FORT MYERS, Fla. -- Fisherman in southwest Florida say octopuses are threatening to decimate their stone crab harvests.
Octopuses are intelligent, voracious predators. They can easily prey on stone crabs caught in traps in the Gulf of Mexico.
"They're real thick offshore. Past 30 feet deep, we're catching a lot of them," commercial fisherman Shane Dooley tells the News-Press. "Some traps have two or three in them. They eat the crabs as soon as they get in, and they go from trap to trap."
All of Island Crab Co. owner Jeff Haugland's traps are in 40 to 55 feet of water.

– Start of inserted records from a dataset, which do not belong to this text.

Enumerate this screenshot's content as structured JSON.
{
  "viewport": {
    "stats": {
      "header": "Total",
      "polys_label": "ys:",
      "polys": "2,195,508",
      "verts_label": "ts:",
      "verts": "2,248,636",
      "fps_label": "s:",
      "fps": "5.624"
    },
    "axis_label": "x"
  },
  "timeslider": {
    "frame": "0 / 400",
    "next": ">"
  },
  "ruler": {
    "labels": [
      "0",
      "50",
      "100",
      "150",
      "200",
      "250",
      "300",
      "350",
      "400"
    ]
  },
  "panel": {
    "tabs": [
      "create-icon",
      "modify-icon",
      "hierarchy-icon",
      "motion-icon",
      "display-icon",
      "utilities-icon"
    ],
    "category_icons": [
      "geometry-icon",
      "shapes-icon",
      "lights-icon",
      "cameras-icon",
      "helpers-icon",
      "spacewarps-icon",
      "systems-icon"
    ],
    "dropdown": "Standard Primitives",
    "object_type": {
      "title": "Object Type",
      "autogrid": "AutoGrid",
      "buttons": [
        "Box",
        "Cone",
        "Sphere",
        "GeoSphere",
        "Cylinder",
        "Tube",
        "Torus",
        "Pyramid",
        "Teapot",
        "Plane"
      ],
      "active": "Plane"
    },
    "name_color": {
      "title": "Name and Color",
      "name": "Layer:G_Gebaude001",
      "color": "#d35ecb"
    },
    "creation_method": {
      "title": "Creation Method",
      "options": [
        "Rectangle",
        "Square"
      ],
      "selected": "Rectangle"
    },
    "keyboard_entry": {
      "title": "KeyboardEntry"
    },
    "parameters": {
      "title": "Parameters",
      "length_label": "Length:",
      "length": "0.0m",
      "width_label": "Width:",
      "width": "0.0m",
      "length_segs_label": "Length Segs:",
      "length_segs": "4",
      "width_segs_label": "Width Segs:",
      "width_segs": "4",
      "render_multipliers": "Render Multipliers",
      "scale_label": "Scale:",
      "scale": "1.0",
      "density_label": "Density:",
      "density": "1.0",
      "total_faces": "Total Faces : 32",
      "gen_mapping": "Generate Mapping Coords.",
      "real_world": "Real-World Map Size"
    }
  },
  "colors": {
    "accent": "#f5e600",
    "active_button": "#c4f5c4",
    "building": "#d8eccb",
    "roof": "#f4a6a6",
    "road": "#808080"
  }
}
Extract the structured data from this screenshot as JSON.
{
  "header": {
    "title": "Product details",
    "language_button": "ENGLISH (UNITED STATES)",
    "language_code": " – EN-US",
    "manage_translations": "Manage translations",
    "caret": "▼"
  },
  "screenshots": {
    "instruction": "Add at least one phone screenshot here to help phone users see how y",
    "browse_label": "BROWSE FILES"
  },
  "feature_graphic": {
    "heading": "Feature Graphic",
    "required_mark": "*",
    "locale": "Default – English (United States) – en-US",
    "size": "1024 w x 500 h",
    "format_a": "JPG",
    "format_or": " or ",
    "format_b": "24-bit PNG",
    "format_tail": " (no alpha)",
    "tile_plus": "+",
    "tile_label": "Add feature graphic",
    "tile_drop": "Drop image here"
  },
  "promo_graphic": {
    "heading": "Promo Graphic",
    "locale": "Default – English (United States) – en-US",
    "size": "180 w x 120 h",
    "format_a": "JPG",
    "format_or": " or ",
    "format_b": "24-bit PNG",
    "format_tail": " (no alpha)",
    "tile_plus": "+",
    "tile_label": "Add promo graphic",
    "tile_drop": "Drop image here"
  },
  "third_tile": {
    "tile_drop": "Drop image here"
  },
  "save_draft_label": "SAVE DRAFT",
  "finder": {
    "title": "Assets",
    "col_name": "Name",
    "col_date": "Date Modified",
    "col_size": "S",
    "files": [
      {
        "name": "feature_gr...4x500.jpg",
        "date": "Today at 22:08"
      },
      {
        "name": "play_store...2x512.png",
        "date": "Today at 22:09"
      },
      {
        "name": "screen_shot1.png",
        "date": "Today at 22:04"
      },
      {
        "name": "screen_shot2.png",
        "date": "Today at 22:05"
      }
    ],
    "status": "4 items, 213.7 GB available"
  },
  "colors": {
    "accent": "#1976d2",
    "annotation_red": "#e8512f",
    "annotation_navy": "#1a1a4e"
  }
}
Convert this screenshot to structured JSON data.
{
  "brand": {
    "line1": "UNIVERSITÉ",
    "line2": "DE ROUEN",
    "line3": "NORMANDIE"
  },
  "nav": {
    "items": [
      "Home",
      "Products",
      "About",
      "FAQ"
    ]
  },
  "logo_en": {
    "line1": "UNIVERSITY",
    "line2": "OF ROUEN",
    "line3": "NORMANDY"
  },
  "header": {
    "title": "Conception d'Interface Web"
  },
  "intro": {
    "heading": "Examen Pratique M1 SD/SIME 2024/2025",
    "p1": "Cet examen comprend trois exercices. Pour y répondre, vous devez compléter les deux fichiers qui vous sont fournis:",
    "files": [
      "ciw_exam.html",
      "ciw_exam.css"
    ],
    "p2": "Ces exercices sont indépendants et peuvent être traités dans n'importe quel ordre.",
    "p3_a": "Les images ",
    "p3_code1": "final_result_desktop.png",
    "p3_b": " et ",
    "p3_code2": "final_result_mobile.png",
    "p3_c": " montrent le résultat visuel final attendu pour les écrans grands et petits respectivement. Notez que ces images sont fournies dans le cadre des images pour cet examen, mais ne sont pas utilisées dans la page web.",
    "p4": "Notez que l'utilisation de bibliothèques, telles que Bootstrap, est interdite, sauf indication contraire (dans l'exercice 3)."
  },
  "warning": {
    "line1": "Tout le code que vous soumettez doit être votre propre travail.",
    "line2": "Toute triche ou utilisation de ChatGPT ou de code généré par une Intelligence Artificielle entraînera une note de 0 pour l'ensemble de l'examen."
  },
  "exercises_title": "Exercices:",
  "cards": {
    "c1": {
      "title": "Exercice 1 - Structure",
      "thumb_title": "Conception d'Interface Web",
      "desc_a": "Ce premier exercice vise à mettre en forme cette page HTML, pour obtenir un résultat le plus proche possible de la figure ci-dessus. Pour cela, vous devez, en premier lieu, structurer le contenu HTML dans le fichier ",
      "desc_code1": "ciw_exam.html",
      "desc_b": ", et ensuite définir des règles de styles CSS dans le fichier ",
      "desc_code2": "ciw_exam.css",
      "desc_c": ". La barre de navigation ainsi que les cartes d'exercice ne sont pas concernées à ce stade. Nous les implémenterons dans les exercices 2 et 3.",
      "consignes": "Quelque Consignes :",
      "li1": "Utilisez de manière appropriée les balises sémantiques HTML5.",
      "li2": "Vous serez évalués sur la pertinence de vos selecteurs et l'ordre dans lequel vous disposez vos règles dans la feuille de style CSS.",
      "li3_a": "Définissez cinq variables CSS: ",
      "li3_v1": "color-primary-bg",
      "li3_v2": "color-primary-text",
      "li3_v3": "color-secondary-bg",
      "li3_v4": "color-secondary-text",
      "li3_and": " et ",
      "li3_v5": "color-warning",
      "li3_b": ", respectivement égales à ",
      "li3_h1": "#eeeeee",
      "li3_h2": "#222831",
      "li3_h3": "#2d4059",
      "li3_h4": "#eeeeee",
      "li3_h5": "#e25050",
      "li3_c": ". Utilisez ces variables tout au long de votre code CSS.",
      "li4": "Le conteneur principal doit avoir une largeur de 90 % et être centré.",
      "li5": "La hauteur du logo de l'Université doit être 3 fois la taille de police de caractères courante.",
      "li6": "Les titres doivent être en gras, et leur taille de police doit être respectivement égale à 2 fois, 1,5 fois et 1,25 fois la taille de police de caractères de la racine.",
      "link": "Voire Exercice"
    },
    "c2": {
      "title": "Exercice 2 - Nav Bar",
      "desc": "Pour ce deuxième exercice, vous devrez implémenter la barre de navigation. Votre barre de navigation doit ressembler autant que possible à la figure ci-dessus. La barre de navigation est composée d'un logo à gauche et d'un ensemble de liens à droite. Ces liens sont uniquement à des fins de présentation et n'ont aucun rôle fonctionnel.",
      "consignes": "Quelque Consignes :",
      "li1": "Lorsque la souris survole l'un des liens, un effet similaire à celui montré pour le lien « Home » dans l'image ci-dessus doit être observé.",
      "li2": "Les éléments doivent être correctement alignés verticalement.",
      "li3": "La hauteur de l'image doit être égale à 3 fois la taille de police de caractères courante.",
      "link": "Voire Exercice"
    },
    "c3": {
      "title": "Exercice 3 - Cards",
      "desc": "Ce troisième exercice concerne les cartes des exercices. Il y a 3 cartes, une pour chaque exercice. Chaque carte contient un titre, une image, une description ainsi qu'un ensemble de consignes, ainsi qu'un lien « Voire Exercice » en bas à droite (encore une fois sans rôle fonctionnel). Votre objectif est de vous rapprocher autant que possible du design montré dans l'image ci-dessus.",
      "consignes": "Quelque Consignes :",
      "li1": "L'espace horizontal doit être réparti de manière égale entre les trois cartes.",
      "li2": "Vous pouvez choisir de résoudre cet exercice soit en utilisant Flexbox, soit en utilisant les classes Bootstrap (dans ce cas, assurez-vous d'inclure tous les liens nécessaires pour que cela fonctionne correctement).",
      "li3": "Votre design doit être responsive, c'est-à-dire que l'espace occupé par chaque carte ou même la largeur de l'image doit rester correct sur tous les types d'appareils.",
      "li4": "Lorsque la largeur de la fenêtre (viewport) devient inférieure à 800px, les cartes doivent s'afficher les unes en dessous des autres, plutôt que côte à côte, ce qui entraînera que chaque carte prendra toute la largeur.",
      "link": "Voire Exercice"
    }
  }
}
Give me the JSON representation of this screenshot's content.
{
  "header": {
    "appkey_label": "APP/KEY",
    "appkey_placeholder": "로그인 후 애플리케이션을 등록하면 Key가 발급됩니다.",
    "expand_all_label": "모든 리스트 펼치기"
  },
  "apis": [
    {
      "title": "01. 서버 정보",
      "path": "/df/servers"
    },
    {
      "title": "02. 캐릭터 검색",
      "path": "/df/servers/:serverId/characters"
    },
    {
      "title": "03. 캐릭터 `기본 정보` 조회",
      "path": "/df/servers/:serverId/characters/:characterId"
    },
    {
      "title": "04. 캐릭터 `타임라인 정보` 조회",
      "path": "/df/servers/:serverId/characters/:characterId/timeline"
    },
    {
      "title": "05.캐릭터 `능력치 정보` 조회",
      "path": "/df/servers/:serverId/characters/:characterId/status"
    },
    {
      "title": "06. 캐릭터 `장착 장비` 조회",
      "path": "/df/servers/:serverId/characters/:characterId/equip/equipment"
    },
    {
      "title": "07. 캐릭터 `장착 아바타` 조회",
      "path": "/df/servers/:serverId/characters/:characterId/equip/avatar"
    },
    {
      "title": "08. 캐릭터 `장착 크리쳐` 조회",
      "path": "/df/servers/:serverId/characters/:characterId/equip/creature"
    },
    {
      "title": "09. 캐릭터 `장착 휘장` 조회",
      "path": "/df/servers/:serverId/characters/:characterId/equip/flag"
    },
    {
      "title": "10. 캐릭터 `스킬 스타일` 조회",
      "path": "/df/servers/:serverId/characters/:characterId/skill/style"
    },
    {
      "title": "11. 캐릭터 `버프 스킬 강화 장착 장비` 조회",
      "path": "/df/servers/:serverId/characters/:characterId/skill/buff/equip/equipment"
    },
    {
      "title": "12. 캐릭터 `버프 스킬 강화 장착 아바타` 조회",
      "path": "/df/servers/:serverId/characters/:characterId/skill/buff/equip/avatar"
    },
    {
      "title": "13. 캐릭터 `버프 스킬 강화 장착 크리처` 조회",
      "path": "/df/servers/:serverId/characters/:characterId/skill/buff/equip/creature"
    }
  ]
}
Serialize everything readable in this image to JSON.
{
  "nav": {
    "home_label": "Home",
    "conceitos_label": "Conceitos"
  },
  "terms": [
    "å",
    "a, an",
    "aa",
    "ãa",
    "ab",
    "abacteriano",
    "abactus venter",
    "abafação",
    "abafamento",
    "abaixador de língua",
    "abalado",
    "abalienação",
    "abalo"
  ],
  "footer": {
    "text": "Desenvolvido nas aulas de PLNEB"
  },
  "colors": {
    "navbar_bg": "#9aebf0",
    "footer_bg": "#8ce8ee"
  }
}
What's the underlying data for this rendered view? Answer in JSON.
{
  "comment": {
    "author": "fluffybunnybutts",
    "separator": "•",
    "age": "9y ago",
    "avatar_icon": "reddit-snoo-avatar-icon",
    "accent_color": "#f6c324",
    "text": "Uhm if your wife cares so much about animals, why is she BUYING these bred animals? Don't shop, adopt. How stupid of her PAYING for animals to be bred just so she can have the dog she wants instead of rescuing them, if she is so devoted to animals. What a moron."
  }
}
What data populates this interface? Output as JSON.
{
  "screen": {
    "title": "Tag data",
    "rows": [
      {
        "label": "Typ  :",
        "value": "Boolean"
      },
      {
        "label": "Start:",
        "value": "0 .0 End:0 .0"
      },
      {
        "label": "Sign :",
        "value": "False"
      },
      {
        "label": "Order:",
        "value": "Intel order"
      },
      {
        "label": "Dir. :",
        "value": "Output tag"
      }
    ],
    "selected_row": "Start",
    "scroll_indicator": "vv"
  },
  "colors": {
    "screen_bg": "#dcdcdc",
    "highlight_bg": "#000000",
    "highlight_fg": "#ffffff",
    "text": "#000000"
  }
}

"It's like a desert out there," he said. "My boats are seeing plenty of octopus, and they're seeing no stone crab, almost less than none."
While octopuses are plentiful off Lee County, they're not causing problems in other parts of the state, said crab expert Ryan Gandy, a research scientist at the Florida Fish and Wildlife Research Institute in St. Petersburg.
Fishermen in the Florida Keys and the Ten Thousands Islands say they have seen some octopuses among their traps, but they're not reporting the losses experienced farther north.
Florida's stone crab season runs Oct. 15 through May 15.
From 2003 through 2012, commercial fishermen harvested an average of 2.68 million pounds of stone crab claws with an average dockside value of $23.09 million. Lee County's 10-year average was 136,666 pounds of claws.
"This season has been kind of mixed," Gandy said. "Right now, landings are two legal claws per trap. That's the low end for this time of year. Landings peak at the beginning of the year with four to five legal claws per trap, and then you have a steady decline to two at the end of the season. Every trip out is a grind when you're getting two claws or less."